What you are asked to do ▸ For the records below, report how many lines include "icon", with no accompanying text.

Given records ▸
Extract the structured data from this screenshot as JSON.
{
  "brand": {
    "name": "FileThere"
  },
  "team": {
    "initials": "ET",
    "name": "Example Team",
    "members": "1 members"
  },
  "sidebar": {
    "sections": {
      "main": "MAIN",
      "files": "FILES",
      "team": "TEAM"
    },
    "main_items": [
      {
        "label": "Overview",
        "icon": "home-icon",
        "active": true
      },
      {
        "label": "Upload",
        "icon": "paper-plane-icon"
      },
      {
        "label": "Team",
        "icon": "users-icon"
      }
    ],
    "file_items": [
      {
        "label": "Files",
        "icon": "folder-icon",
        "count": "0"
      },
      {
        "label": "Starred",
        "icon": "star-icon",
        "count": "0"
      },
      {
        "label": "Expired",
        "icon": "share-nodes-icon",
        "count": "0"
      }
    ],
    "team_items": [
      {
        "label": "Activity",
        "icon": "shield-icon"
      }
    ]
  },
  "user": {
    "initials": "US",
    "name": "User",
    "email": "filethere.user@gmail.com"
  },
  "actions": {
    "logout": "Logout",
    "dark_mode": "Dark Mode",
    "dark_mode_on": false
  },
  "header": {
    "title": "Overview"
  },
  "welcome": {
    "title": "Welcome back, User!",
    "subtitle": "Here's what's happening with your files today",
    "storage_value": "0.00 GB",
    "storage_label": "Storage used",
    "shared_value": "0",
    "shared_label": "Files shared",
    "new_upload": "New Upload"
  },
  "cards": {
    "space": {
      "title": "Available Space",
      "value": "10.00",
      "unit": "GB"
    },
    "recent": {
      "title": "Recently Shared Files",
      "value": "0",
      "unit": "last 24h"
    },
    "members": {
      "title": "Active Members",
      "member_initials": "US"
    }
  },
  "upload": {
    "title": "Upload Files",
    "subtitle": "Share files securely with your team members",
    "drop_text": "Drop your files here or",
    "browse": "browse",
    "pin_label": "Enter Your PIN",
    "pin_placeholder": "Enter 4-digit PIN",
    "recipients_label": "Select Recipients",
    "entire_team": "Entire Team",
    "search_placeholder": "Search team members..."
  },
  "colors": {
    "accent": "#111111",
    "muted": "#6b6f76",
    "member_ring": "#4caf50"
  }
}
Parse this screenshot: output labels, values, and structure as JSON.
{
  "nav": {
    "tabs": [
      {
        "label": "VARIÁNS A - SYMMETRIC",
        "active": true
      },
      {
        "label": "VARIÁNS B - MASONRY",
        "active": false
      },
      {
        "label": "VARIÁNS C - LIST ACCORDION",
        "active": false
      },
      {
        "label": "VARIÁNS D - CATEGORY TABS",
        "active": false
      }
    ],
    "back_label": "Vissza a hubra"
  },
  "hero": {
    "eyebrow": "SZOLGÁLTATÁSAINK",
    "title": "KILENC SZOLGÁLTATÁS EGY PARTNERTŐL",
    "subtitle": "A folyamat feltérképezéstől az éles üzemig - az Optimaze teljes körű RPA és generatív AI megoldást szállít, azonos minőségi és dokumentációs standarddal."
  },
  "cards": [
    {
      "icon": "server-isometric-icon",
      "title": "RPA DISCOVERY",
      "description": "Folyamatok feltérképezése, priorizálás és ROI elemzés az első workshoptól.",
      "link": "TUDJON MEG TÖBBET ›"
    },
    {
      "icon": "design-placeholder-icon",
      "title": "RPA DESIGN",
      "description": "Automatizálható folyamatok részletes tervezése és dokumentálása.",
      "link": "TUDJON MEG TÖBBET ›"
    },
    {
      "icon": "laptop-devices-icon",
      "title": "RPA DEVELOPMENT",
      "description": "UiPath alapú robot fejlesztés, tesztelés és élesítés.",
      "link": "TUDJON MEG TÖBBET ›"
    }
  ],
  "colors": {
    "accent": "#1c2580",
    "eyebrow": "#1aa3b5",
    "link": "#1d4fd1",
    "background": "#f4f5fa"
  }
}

Exercise solution ▸ 10